I like to think, perhaps slightly naively, that the awareness of Autism, particularly within mainstream education, is on the up. A study by DFE in 2014 has shown that there has been a three percent increase in Autism being listed as the primary need in children’s EHCP or statements in mainstream primary schools since 2010. The DFE were also able to conclude that over 11% of children in mainstream school who have additional needs have a diagnosis of autism.
These high levels of children with additional needs in primary schools has led to an increase in needing more teaching assistants and support staff- a 2016 by the DFE found that there were 263,000 FTE teaching assistants and 232,000 FTE support staff. Unfortunately, due to the current economic climate, it is getting more and more difficult for schools to justify having teaching assistants and support staff working with them, unless they are being given the funding by the government for 1:1 support staff. So, with many schools feeling financial pressures more than ever, we need to ensure that the teaching assistants who are going into schools, either SEN or mainstream, are willing to involve themselves in all aspects of educating children with additional needs. Not only be willing to support them, but to gain an understanding of their unique needs and differences and assist them through difficult transitions such as a change in routine throughout their time in education.

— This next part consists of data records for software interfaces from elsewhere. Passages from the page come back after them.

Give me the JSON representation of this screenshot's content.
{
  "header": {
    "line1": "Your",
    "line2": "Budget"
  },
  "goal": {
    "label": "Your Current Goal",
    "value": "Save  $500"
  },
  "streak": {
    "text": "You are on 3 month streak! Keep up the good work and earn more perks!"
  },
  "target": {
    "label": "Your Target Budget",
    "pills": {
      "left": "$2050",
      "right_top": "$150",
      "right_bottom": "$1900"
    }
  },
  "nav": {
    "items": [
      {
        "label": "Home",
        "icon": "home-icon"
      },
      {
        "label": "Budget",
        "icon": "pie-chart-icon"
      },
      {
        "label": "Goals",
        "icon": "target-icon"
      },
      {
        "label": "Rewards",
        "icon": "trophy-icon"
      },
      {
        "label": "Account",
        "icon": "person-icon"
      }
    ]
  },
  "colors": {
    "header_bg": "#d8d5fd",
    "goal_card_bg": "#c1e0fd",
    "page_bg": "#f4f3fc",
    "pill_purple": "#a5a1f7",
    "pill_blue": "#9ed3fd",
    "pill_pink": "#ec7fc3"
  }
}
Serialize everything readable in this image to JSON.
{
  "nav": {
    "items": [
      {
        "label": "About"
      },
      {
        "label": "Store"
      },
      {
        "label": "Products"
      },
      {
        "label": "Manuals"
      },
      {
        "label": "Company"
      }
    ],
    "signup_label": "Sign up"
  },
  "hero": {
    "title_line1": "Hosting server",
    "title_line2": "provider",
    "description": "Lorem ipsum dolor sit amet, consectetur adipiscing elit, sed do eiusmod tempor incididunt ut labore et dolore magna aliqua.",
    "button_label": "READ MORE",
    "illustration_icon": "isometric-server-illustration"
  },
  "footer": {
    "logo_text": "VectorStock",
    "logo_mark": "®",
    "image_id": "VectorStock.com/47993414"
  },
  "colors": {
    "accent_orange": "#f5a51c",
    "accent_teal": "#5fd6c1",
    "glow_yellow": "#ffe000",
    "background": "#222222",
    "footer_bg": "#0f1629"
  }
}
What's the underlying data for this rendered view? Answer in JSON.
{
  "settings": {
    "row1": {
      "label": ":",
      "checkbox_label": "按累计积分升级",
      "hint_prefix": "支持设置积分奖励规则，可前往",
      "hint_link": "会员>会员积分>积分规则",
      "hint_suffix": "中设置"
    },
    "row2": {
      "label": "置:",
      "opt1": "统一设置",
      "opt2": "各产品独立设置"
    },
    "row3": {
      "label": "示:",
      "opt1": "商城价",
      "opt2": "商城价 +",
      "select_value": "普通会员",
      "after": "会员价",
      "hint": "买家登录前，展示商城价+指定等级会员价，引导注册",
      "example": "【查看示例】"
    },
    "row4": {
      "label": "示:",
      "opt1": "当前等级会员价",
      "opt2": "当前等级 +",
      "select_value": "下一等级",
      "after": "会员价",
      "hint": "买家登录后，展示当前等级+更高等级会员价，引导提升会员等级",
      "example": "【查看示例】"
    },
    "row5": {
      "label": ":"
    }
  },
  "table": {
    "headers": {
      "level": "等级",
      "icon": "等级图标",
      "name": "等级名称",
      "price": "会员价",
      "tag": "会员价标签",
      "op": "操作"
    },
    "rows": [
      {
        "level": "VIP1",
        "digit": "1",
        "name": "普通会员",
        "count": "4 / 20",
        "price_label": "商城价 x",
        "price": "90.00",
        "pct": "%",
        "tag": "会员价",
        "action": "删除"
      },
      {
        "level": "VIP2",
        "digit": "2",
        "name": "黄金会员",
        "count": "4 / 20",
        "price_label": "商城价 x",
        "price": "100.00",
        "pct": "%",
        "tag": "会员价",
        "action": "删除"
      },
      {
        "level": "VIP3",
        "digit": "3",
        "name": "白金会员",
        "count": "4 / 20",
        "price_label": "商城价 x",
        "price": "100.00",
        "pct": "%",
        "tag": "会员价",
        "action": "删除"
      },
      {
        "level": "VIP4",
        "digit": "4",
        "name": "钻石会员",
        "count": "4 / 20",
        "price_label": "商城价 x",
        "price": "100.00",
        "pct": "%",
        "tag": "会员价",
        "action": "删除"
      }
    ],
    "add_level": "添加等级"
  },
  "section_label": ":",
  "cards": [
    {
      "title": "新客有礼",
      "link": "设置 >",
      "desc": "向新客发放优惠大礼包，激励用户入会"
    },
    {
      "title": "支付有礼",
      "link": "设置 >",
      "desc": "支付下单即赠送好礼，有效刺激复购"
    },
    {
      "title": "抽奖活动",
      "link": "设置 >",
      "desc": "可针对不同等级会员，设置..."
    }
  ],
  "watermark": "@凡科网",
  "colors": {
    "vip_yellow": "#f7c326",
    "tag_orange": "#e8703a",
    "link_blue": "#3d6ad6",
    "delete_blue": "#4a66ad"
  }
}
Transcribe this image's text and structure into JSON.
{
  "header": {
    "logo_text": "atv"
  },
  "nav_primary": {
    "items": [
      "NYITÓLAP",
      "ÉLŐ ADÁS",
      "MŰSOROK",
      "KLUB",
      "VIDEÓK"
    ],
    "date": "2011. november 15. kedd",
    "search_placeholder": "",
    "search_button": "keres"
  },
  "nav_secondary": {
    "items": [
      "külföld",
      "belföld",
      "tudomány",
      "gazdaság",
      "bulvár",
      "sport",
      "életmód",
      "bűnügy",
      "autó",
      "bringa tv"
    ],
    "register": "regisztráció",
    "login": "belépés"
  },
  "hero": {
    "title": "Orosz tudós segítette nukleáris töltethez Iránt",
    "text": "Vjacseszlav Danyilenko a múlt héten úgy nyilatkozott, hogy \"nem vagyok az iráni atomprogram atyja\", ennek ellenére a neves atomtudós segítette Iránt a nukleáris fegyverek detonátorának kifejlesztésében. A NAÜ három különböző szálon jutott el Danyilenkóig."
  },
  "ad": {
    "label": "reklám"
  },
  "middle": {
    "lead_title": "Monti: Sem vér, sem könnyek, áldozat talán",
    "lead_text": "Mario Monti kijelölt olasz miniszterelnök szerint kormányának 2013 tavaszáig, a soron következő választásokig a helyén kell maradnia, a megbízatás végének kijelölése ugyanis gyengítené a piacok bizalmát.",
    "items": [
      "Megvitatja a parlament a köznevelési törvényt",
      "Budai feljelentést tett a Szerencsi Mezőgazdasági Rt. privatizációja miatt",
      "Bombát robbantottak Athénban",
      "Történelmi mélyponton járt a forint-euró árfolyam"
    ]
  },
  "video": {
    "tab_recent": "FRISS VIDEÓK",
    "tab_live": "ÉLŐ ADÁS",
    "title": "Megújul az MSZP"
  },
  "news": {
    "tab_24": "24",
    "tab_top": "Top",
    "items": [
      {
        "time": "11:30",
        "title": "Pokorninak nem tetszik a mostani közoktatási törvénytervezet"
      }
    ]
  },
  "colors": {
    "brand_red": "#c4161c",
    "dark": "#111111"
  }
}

What I do know with absolute certainty is that my husband is far more than a few behavioural disorder diagnoses! I will strive to ensure that stereotypes of Autism are broken down; through promoting awareness, providing professional development training for members of staff working in both mainstream and SEN schools and generally assuring that positive aspects are regularly highlighted, and the focus doesn’t just always sit with the negative. Please don’t get me wrong, I am aware of the challenges that can occur, for that person and their loved ones, but I would like to think, one step at a time, we can make the world a more Autism friendly place. Oh, and I can assure you, T certainly isn’t bothered about matching socks on any day of the week!
So, my point being, after this slight waffle and many tangents, all of this highlights the importance of Autism awareness, particularly in schools. For me, it particularly stresses the importance of being able to provide SEN schools with staff who can provide their students with the correct support. Staff who are going to understand their students for who they are, their unique differences, the challenges they face and finding ways to help them overcome barriers; helping to conquer what can be a very daunting world and make their transitions as smooth as possible.
It is one of the reasons I enjoy my job so much- I get to meet and employ people who are wanting to make these differences to children and young people’s lives.